Does it matter, though?
So anyway, as a starter, and taking advice from a tweet by John’s pal Ria to park on the main road and not allow United Utilities to exploit me to the tune of seven quid (SEVEN QUID? – We’ve been here before , I think.
Me and the Dawg (the surviving Dawg) pottered off down the shoreline road for , well, quite a way, and then took the steep path up onto Armboth Fell. This path goes to Watendlath, apparently. At the top of the path we traversed the heather hillside for the bagging of Fisher Crag – another Birkett, and rather a fine one at that, with a little easy scramble to the top and a fine view of Thirlmere and Helvellyn. We tarried quite a bit here because it was almost warm in the sun, and the view….
Then it was time for the Armboth Fells. We bagged both Birkett and Wainwright to be sure, but tarried not here due to the seeking breeze from off Ullscarf’s snow and battered West over the frozen bogs to join the fence to High Tove. Bruno found various patches of snow and ran from one to another , eventually getting himself excited enough to have a bit of a bark.
The bogs below High Seat were unfrozen. this was causing a party coming the other way some difficulties. Me and the Dawg, experienced in North Pennine boggy bits, trotted across using only the skulls of departed ramblers stuck in the deep peat as stepping stones to drier land. nobody ever celebrates the sacrifices some people go through to ensure the Pieman has dry boots. (sniff)

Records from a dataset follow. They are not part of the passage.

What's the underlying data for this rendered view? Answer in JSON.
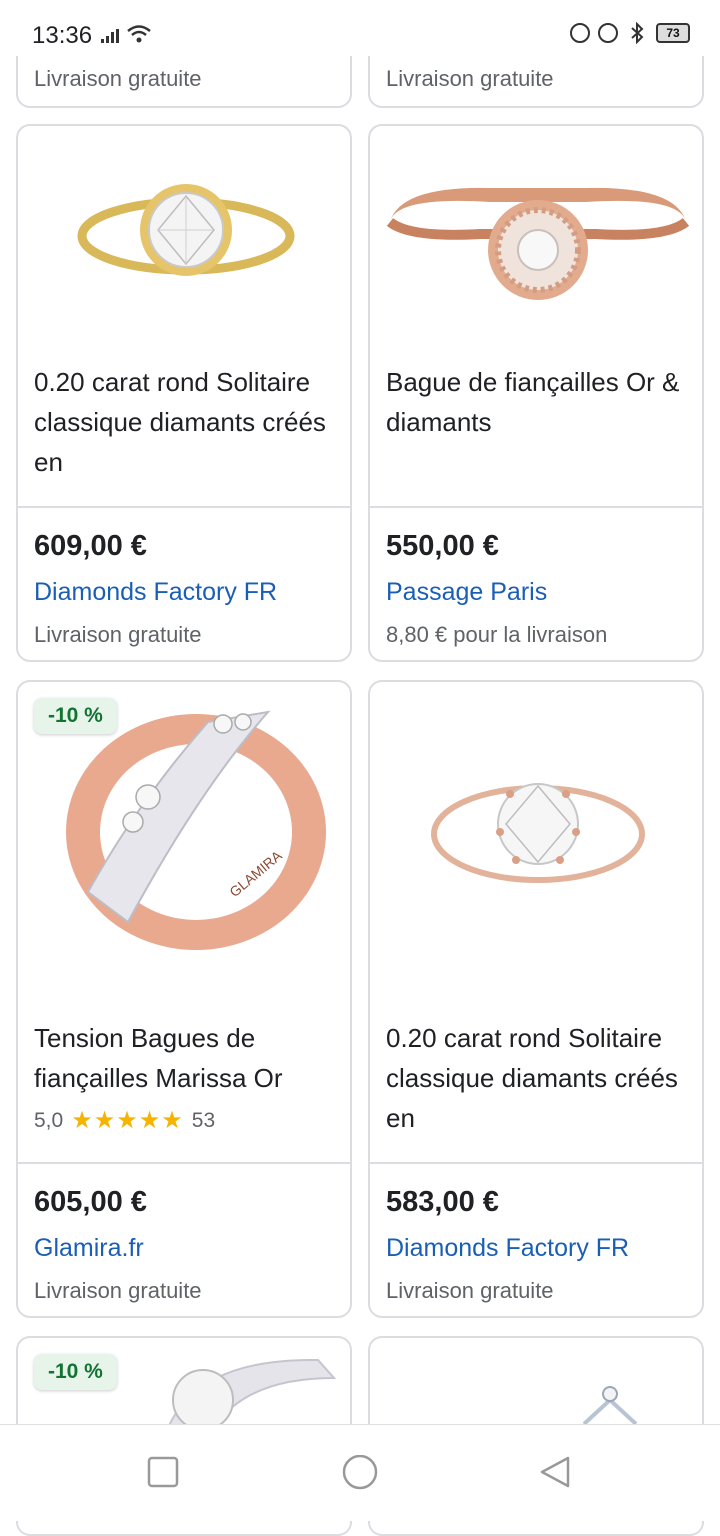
{
  "status_bar": {
    "time": "13:36",
    "battery": "73"
  },
  "top_partial": [
    {
      "shipping": "Livraison gratuite"
    },
    {
      "shipping": "Livraison gratuite"
    }
  ],
  "products": [
    {
      "title": "0.20 carat rond Solitaire classique diamants créés en",
      "price": "609,00 €",
      "seller": "Diamonds Factory FR",
      "shipping": "Livraison gratuite"
    },
    {
      "title": "Bague de fiançailles Or & diamants",
      "price": "550,00 €",
      "seller": "Passage Paris",
      "shipping": "8,80 € pour la livraison"
    },
    {
      "badge": "-10 %",
      "brand_engraving": "GLAMIRA",
      "title": "Tension Bagues de fiançailles Marissa Or",
      "rating": "5,0",
      "stars": "★★★★★",
      "reviews": "53",
      "price": "605,00 €",
      "seller": "Glamira.fr",
      "shipping": "Livraison gratuite"
    },
    {
      "title": "0.20 carat rond Solitaire classique diamants créés en",
      "price": "583,00 €",
      "seller": "Diamonds Factory FR",
      "shipping": "Livraison gratuite"
    }
  ],
  "bottom_partial": [
    {
      "badge": "-10 %"
    },
    {}
  ],
  "colors": {
    "seller_link": "#1a5fb4",
    "badge_bg": "#e6f4ea",
    "badge_text": "#137333",
    "star": "#f5b400"
  },
  "nav": [
    "square-nav-icon",
    "circle-home-icon",
    "triangle-back-icon"
  ]
}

We got to the top of High seat, where there’s a lovely trig point and a twin peak with a “man” on it. This is not so much a “man” as a “cairn”. We sat for a bit. I finished the coffee and chocolate and stuff and Bruno scampered around some more snow patches, having a little bark every now and then. This set off a movement down below - no, not another attack of gastro-enteritis, but a herd of around half a dozen red deer, invisible till they moved. Spooked by the dog, they left stage right, in a hurry. Bruno didn’t notice till later, when, on his lead for the safety of the deer and for his own sake, he finally got a whiff of their scent.
The path down by raven crag was closed for the chopping down of trees, so a long diversion was taken around the sides of The Benn.
Quite a nice day, really – almost spring-like, but the ground still frozen, as was Thirlmere, although it had thawed by the time I got off the hill.
We did eleven miles and 2700 feet of upness, which is probably quite good TGO training, I would have thought. Its a start, anyway.
The little car park with the seven quid charge had two cars in it by the way. The roadside verges had eighteen. I wonder if it will ever occur to the accountancy-driven utility and National Park bodies that , say, a three quid charge at a car park could well increase their car parking income significantly. Whereas at the moment, it would seem , 90% of drivers seem to prefer a free verge to a greedy milk-the–motorist charge. They could double their money by charging a bit less than half. Worth a shot anyway.